**Exercise aim:** If a line in the entries contains the string "ylabel", include that line in your answer.

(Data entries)
:::

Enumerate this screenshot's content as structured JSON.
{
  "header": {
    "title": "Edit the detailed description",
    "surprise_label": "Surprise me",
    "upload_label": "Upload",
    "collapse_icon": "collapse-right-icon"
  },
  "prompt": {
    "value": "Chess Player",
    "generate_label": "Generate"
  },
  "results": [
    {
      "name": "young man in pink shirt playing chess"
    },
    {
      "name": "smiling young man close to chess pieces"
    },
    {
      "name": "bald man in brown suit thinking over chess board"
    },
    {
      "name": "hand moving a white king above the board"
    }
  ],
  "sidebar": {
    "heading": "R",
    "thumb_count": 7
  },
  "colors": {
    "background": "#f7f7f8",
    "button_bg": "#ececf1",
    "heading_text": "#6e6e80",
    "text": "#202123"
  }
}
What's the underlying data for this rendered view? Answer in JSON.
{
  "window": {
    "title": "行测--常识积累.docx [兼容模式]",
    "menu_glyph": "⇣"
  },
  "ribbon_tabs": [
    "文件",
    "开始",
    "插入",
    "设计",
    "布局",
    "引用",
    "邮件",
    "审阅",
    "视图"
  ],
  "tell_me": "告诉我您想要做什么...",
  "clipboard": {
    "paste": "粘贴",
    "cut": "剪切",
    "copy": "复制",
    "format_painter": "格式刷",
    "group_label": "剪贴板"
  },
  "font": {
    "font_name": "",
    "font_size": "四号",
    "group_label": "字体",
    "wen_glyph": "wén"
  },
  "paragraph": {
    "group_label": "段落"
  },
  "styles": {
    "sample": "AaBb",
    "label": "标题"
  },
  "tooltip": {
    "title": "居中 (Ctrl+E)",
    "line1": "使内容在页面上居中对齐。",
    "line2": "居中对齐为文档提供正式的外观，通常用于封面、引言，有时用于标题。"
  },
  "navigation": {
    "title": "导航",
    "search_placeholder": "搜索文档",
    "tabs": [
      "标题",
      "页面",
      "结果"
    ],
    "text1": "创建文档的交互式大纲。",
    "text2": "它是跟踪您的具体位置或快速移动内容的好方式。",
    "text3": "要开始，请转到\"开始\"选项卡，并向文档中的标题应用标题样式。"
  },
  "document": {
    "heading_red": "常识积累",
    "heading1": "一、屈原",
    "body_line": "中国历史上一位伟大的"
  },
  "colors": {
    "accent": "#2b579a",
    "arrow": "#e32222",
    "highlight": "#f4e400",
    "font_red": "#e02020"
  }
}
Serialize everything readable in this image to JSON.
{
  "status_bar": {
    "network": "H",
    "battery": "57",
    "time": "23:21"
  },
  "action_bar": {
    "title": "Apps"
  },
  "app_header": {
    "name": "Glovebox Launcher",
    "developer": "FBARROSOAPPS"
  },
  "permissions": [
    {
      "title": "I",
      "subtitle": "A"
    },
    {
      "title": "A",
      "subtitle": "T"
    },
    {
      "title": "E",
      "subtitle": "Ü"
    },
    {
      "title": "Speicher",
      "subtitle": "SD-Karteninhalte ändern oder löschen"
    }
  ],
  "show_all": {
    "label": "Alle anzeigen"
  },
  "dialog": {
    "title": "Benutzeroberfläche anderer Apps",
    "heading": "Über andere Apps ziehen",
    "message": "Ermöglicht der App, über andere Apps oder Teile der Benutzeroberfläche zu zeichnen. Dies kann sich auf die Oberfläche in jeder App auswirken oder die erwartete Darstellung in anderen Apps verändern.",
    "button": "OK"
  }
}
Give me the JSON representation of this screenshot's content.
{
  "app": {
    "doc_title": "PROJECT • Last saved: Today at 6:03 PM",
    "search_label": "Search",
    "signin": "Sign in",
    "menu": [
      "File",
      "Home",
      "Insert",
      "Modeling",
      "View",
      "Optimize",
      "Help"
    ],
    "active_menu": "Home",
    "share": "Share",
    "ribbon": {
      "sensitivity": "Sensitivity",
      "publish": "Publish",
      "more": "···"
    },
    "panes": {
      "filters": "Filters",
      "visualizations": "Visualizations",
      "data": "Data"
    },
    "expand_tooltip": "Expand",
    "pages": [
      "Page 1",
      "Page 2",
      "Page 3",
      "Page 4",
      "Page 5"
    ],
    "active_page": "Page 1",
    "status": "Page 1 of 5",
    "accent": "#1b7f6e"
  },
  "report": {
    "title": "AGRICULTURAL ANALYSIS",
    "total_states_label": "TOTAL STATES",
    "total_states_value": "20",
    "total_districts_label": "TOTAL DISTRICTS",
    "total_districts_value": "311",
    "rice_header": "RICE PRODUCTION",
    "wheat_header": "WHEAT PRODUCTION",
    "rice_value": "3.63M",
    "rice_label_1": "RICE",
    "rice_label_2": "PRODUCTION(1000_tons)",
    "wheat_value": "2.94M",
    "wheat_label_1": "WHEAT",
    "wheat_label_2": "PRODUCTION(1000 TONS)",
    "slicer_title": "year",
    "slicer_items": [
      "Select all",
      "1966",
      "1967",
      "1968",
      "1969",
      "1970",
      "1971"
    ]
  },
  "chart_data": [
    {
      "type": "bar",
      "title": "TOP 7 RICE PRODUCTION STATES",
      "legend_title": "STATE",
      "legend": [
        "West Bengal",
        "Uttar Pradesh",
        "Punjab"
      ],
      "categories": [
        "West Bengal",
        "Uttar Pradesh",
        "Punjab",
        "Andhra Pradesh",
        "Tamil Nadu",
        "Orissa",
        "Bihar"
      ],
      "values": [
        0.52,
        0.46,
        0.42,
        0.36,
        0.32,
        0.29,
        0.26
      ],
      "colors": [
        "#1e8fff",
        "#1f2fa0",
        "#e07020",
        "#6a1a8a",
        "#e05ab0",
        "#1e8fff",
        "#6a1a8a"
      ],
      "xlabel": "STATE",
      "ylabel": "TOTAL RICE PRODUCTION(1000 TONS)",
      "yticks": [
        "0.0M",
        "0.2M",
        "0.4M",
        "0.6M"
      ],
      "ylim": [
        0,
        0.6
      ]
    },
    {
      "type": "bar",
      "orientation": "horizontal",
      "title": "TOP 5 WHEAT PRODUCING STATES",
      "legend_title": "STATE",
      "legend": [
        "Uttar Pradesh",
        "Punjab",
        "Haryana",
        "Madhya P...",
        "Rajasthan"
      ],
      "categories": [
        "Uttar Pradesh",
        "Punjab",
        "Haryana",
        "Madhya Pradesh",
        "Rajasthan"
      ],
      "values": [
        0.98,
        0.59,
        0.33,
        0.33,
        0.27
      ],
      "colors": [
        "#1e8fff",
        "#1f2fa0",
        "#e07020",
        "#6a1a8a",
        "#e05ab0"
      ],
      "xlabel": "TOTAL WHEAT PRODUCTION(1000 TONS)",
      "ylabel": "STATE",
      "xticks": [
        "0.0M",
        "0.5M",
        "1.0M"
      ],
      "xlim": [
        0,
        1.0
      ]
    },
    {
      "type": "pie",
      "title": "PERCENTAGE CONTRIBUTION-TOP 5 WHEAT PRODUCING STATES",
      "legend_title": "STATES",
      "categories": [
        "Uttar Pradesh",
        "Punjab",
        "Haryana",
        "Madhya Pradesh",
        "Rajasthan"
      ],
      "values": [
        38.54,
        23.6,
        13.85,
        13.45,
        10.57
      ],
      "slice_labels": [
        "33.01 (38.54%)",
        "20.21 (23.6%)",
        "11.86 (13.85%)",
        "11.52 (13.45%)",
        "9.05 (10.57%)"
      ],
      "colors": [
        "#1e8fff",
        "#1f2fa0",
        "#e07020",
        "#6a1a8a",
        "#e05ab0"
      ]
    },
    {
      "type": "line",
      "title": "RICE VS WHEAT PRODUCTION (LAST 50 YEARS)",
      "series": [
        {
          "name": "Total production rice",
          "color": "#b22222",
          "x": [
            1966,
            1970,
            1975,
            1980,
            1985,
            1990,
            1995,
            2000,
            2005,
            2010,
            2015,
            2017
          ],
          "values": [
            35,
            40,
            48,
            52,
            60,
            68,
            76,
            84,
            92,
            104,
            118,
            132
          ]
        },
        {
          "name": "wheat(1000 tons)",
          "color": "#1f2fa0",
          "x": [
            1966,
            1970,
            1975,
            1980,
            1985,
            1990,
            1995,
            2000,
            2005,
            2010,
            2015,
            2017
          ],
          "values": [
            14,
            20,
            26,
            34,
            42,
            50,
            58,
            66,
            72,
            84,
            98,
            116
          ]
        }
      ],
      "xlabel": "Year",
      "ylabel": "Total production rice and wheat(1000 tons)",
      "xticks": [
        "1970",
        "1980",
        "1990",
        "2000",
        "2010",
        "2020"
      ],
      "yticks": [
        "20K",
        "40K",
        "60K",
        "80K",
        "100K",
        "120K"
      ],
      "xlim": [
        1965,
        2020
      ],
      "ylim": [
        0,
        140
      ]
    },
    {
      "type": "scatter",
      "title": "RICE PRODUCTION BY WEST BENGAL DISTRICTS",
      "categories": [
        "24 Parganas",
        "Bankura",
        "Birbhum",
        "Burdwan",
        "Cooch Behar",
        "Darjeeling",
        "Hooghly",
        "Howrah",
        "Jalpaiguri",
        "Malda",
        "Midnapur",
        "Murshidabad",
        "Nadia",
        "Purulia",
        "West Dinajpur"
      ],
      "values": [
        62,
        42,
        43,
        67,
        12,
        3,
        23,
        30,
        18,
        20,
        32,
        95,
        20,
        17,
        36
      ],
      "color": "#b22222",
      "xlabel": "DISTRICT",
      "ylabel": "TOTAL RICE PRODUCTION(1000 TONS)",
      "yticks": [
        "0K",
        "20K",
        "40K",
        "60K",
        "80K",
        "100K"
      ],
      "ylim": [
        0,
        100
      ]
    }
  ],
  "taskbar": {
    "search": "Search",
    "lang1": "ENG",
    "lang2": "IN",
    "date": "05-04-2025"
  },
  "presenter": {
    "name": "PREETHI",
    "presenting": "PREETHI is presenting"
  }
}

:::

**Result:**
      "ylabel": "TOTAL RICE PRODUCTION(1000 TONS)",
      "ylabel": "STATE",
      "ylabel": "Total production rice and wheat(1000 tons)",
      "ylabel": "TOTAL RICE PRODUCTION(1000 TONS)",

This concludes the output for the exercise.